In a poll conducted in 2003, “fewer than a quarter of Kaliningraders” did not want any significant political or economic changes in the status of their oblast, with about 7 percent calling for independence, 12 percent for its joint subordination to the European Union and Russia, 37 percent for a special economic status within Russia, and 11 percent for a special political one (ttolk.ru/?p=20658).

Support for any such fundamental shifts in the status of Kaliningrad fell until recently, almost certainly because Moscow did send more money to the region and because Vladimir Putin made it clear that his government would crack down hard on any calls for independence or joint subordination to the European Union.

But a poll taken in April, that is after the Crimean anschluss, shows that Kaliningraders are once again thinking about the status of their oblast and how it might or should be changed (ewkaliningrad.ru/news/community/3586277-opros-uroven-separatistskikh-nastroeniy-v-kaliningradskoy-oblasti-stremitsya-k-nulyu.html). On the one hand, Moscow certainly took pleasure in the fact that the percentage of Kaliningraders calling for independence fell by almost half to 4 percent.  But on the other, the Russian government can hardly be pleased that “the number of Kaliningraders who consider that their region should have a special status—that is, [be a beneficiary of real] ‘federalization’”—is up sharply to 53 percent. 

In commenting on the results, the New Kaliningrad portal said that “the level of so-called separatist attitudes in Kaliningrad oblast today is in fact falling toward zero,” a reflection of what it suggested “was a consolidation of the regional community around the notion that separation from Russia is an impermissible thought.”  But at the same time, as Pryannikov points out, Kaliningraders do not want to be a region like any other but “a special region.” And as Putin and his ruling team have implied in Ukraine, that could open the way for independence or joining a neighboring country at some point in the future.

Consequently, while the face of Kaliningrad is changing under the impact of the Crimean annexation, the challenges that this non-contiguous Baltic region poses for Moscow are likely to grow. This is all the more so because, having taken the position it has pushed in Ukraine, the Putin regime is likely to be far less capable of preventing the growth of this new set of attitudes not only in Kaliningrad but in other predominantly ethnic-Russian regions of the country.

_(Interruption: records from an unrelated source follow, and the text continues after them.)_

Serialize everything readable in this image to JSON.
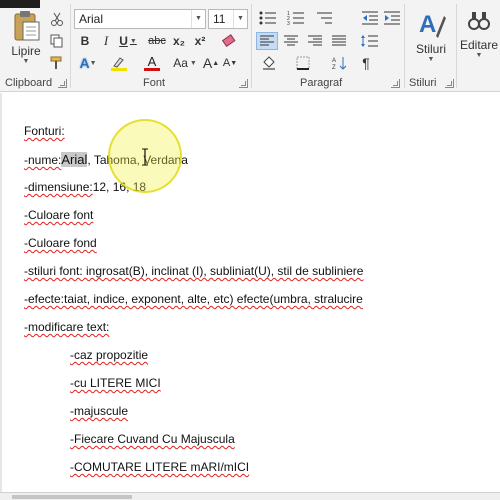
{
  "ribbon": {
    "clipboard": {
      "paste_label": "Lipire",
      "group_label": "Clipboard"
    },
    "font": {
      "font_name": "Arial",
      "font_size": "11",
      "group_label": "Font",
      "bold": "B",
      "italic": "I",
      "underline": "U",
      "strike": "abc",
      "subscript": "x₂",
      "superscript": "x²",
      "change_case": "Aa",
      "grow": "A",
      "shrink": "A",
      "font_color": "A",
      "highlight_color": "#f0e000",
      "font_color_value": "#d01010"
    },
    "paragraph": {
      "group_label": "Paragraf",
      "pilcrow": "¶"
    },
    "styles": {
      "label": "Stiluri",
      "group_label": "Stiluri"
    },
    "editing": {
      "label": "Editare"
    }
  },
  "document": {
    "lines": [
      {
        "text": "Fonturi:"
      },
      {
        "prefix": "-nume:",
        "highlighted": "Arial",
        "rest_a": ", Tahoma",
        "rest_b": ", Verdana"
      },
      {
        "prefix": "-dimensiune:",
        "rest": "12, 16, 18"
      },
      {
        "text": "-Culoare font"
      },
      {
        "text": "-Culoare fond"
      },
      {
        "text": "-stiluri font: ingrosat(B), inclinat (I), subliniat(U), stil de subliniere"
      },
      {
        "text": "-efecte:taiat, indice, exponent, alte, etc) efecte(umbra, stralucire"
      },
      {
        "text": "-modificare text:"
      },
      {
        "text": "-caz propozitie"
      },
      {
        "text": "-cu LITERE MICI"
      },
      {
        "text": "-majuscule"
      },
      {
        "text": "-Fiecare Cuvand Cu Majuscula"
      },
      {
        "text": "-COMUTARE LITERE mARI/mICI"
      }
    ]
  }
}
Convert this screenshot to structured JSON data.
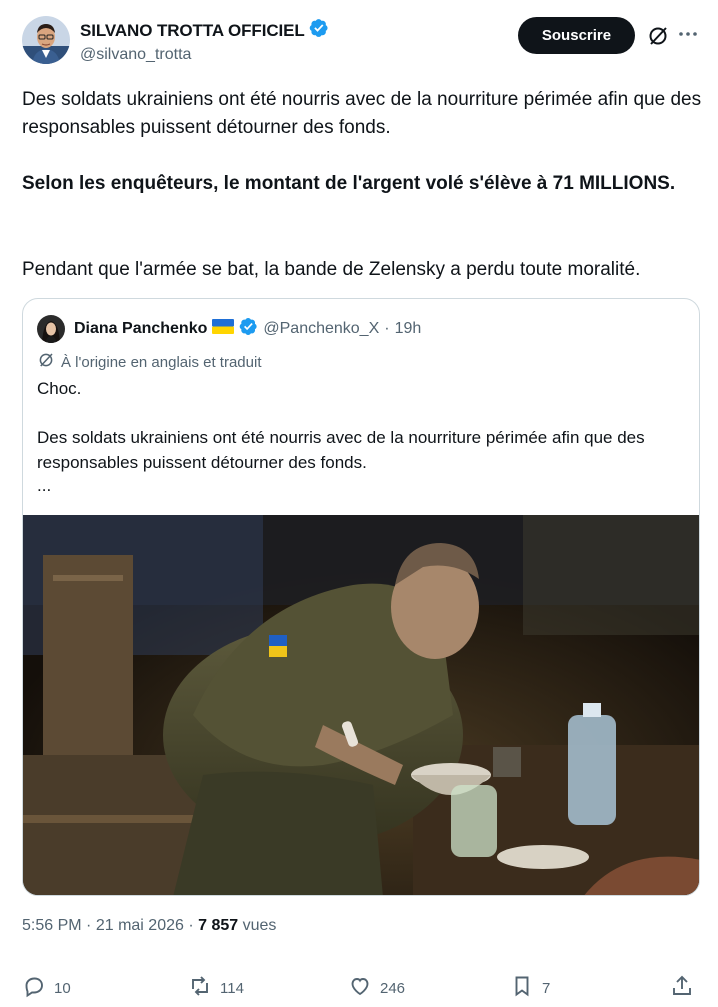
{
  "author": {
    "display_name": "SILVANO TROTTA OFFICIEL",
    "handle": "@silvano_trotta",
    "avatar_icon": "avatar-photo",
    "verified_icon": "verified-badge-icon"
  },
  "header": {
    "subscribe_label": "Souscrire",
    "grok_icon": "grok-icon",
    "more_icon": "more-icon"
  },
  "tweet_text": {
    "p1": "Des soldats ukrainiens ont été nourris avec de la nourriture périmée afin que des responsables puissent détourner des fonds.",
    "p2": "Selon les enquêteurs, le montant de l'argent volé s'élève à 71 MILLIONS.",
    "p3": "Pendant que l'armée se bat, la bande de Zelensky a perdu toute moralité."
  },
  "quote": {
    "display_name": "Diana Panchenko",
    "flag": "🇺🇦",
    "handle": "@Panchenko_X",
    "separator": "·",
    "time": "19h",
    "translated_label": "À l'origine en anglais et traduit",
    "text_1": "Choc.",
    "text_2": "Des soldats ukrainiens ont été nourris avec de la nourriture périmée afin que des responsables puissent détourner des fonds.",
    "text_3": "..."
  },
  "meta": {
    "time": "5:56 PM",
    "date": "· 21 mai 2026 ·",
    "views_count": "7 857",
    "views_label": "vues"
  },
  "actions": {
    "replies": "10",
    "reposts": "114",
    "likes": "246",
    "bookmarks": "7"
  },
  "colors": {
    "text": "#0f1419",
    "secondary": "#536471",
    "verified": "#1d9bf0",
    "border": "#cfd9de",
    "button_bg": "#0f1419"
  }
}
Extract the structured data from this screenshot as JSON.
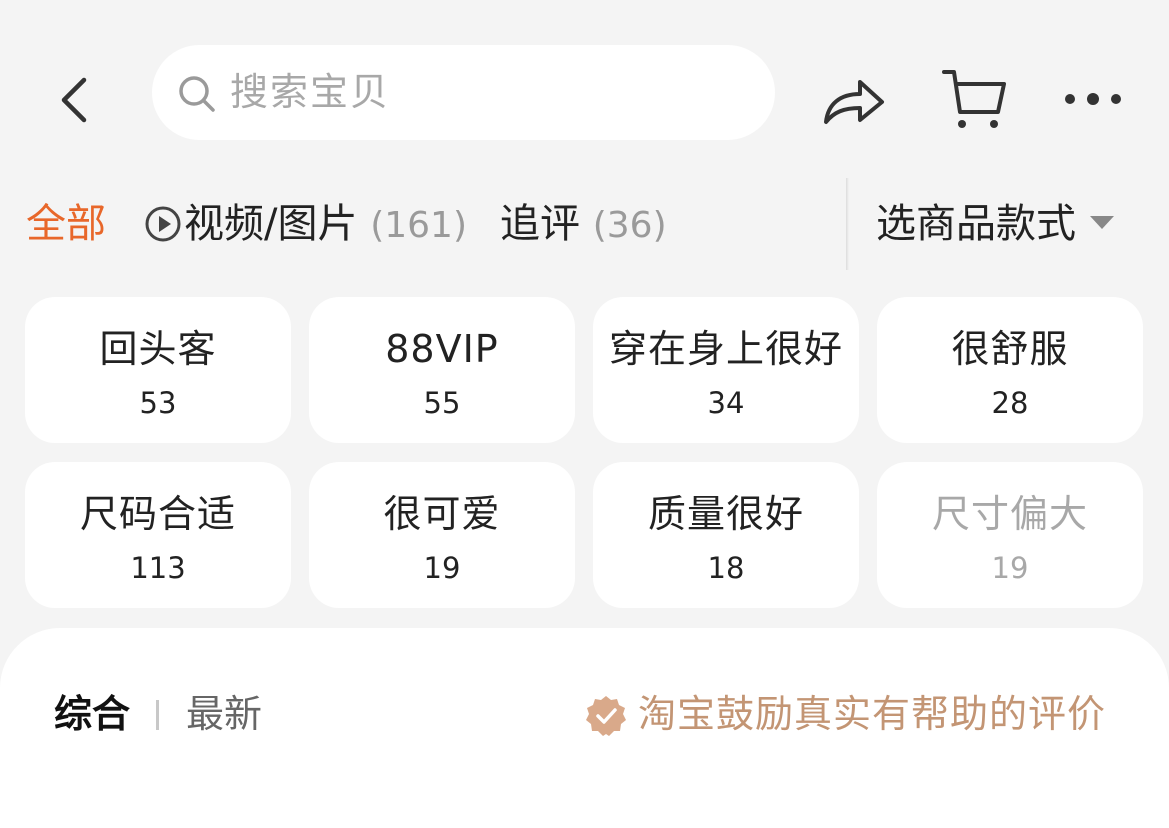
{
  "search": {
    "placeholder": "搜索宝贝"
  },
  "tabs": {
    "all": "全部",
    "media_label": "视频/图片",
    "media_count": "(161)",
    "followup_label": "追评",
    "followup_count": "(36)",
    "sku_select": "选商品款式"
  },
  "tags": [
    {
      "label": "回头客",
      "count": "53"
    },
    {
      "label": "88VIP",
      "count": "55"
    },
    {
      "label": "穿在身上很好",
      "count": "34"
    },
    {
      "label": "很舒服",
      "count": "28"
    },
    {
      "label": "尺码合适",
      "count": "113"
    },
    {
      "label": "很可爱",
      "count": "19"
    },
    {
      "label": "质量很好",
      "count": "18"
    },
    {
      "label": "尺寸偏大",
      "count": "19"
    }
  ],
  "sort": {
    "combined": "综合",
    "latest": "最新"
  },
  "encourage_text": "淘宝鼓励真实有帮助的评价",
  "colors": {
    "accent": "#e8672a",
    "badge": "#d9a98a",
    "encourage_text": "#c39574"
  },
  "icons": [
    "back-arrow-icon",
    "search-icon",
    "share-icon",
    "cart-icon",
    "more-icon",
    "play-icon",
    "verified-badge-icon"
  ]
}
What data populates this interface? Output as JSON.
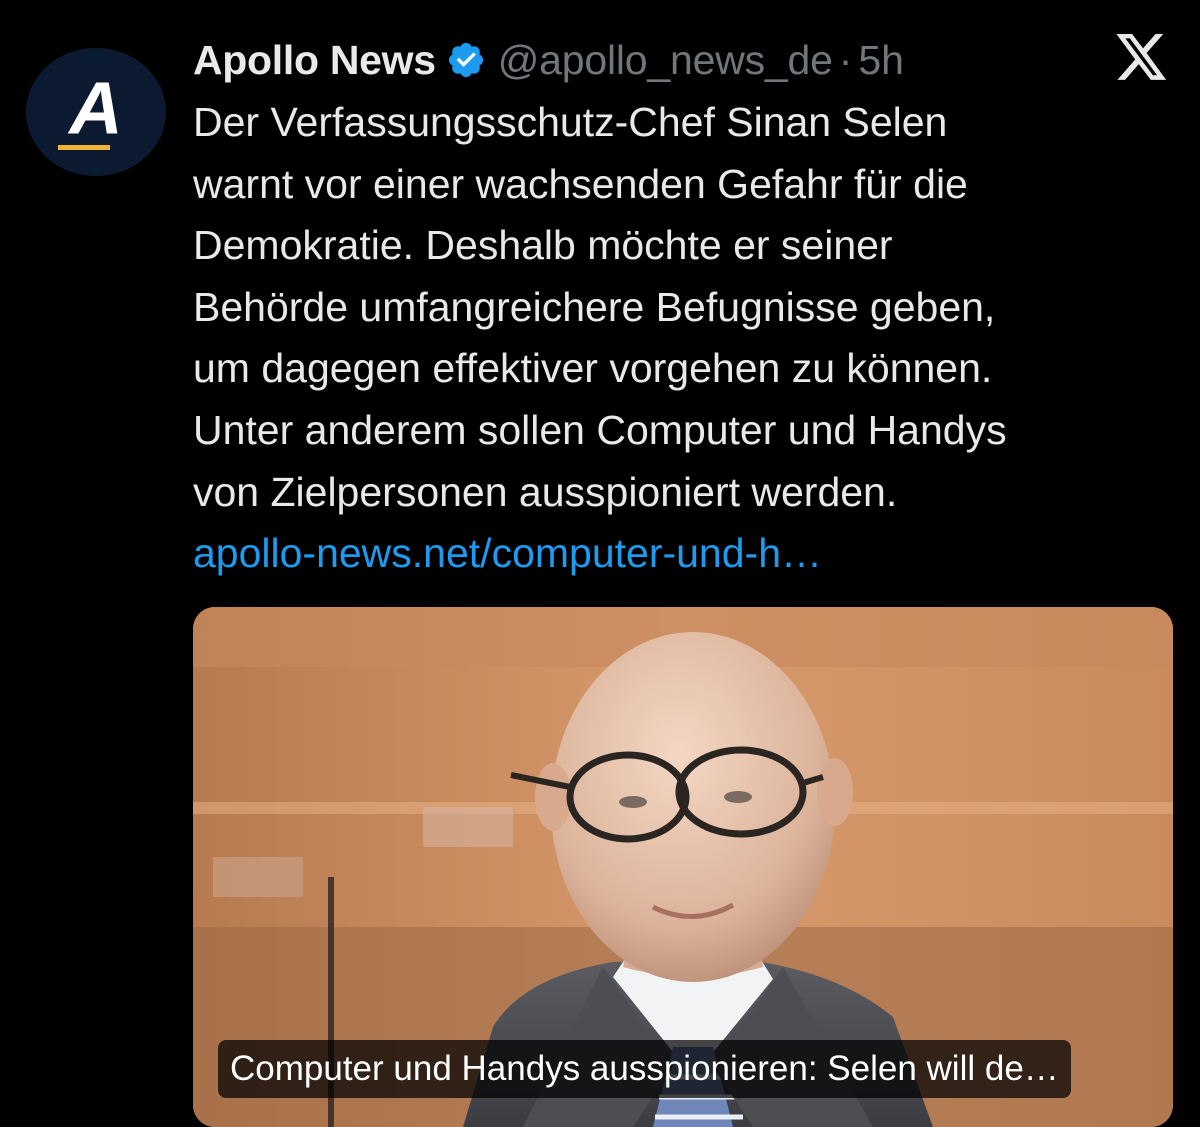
{
  "author": {
    "display_name": "Apollo News",
    "handle": "@apollo_news_de",
    "separator": "·",
    "time": "5h",
    "avatar_letter": "A",
    "verified": true
  },
  "tweet": {
    "lines": [
      "Der Verfassungsschutz-Chef Sinan Selen",
      "warnt vor einer wachsenden Gefahr für die",
      "Demokratie. Deshalb möchte er seiner",
      "Behörde umfangreichere Befugnisse geben,",
      "um dagegen effektiver vorgehen zu können.",
      "Unter anderem sollen Computer und Handys",
      "von Zielpersonen ausspioniert werden."
    ],
    "link": "apollo-news.net/computer-und-h…"
  },
  "media": {
    "caption": "Computer und Handys ausspionieren: Selen will de…"
  },
  "icons": {
    "verified": "verified-badge-icon",
    "platform": "x-logo-icon"
  },
  "colors": {
    "background": "#000000",
    "text": "#e7e9ea",
    "muted": "#71767b",
    "link": "#1d9bf0",
    "verified": "#1d9bf0",
    "avatar_bg": "#0b1a30",
    "avatar_accent": "#f2b233"
  }
}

And that, in turn, means Russian regionalism may prove an even greater threat to Moscow’s ability to govern the country than even do the national movements of the various non-Russian nations currently within the borders of the Russian Federation.